Both the federal and provincial governments (at least most of them) function with a capitalistic view. There are definitely some positive initiatives that come from capitalism, but the list of shortfalls is much larger. Markets can be manipulated and it allows (through that manipulation) for some corruption within the system.
As it pertains to the health care system, there is no guarantee that a person's basic needs will be met. Health care may become available only to those who are willing to pay for it and skip the waiting lists.
The capitalistic approach is already embedded within the Saskatchewan health care system. Because our government pays for our health care with our tax dollars, many of us don't even question where the money is going. Money that was spent to sustain our hospitals with adequate staff and equipment is now going into the profit of private clinics.
Let's take a closer look at the slow progression of transfer to a for-profit system.
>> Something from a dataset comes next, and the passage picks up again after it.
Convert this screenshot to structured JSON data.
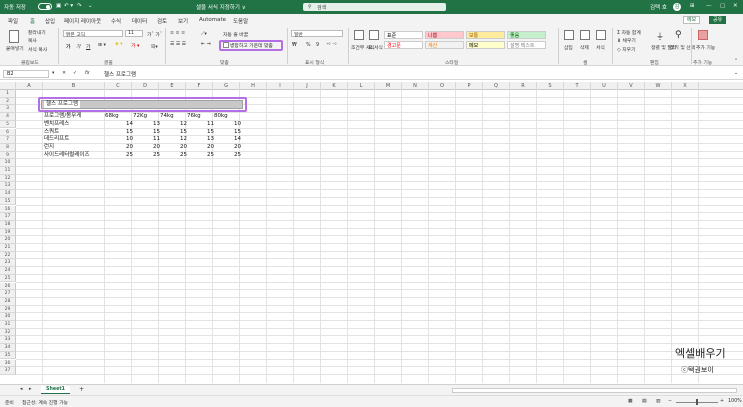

This is not a criticism of those who took part in developing and opening labs and other clinics outside of the hospital setting, mainly I'm referring to the ones that do offer a two-tier system (if you pay, you'll get treated sooner). Rather it is a criticism of the capitalistic government's approach to health care.
I am concerned about my recurring thought that the ultimate goal is to close all hospitals across Saskatchewan except those in the cities with a population larger than 50,000 people. We have already seen this occur across rural Saskatchewan. Even the New Democratic government closed hospitals. This, however, was directly related to the declining rural population and the fiscal disaster left by the Devine Conservative government.
We also see that acute care beds are available in communities but that is only a band aide solution.
The emotional and financial expense for any family who must travel miles to get essential medical care can be overwhelming. If you think I'm wrong, then first take a look at Moose Jaw. We used to have two hospitals here. Now we only have one (albeit a new one) with less than half the beds that once were available. Even at half the size, our hospital is not fully staffed, and retaining nurses / doctors / diagnostic / technical and support staff has become difficult.
The pandemic has exposed a lot of weakness in our health care systems right across Canada. This is where my beef with the media comes in. News reports are filled with stories about staff becoming overwhelmed by the workload caused by the pandemic.
The burn out of both doctors and nurses is always highlighted. There is very little coverage given to the long hours due to shortage of staff prior to the pandemic. We are bombarded day and night with stories of emergency rooms closing due to lack of staff. This constant bombardment of the facts overwhelms the population.
When governments come up with new “for profit” proposal they want us to “just go along with it”.
Look at the new private “for profit” surgery clinic in Regina that the Sask. Party has now proposed to alleviate surgical back log.
BUT!!! ... The shortage of staff and availability of beds has been created by the funnelling of money into the private “for profit” industry.
What we have to do is follow the money. What do I mean? If you go to the hospital for lab work, to the ER or for and MRI (which is under-used at the hospital), CT scan, etc., then the money follows you there. If you choose a private clinic the money follows you to the private clinics.
Money that can be used for hospital improvements and hiring staff is simply funnelled into profit for the private clinics.
We need to stop the bleeding from our hospitals. The agenda of the Sask. Party has been exposed through the pandemic. There is another solution out there, and that is we insist on investing in our hospitals now!
The views and opinions expressed in this article are those of the author and do not necessarily reflect the position of this publication.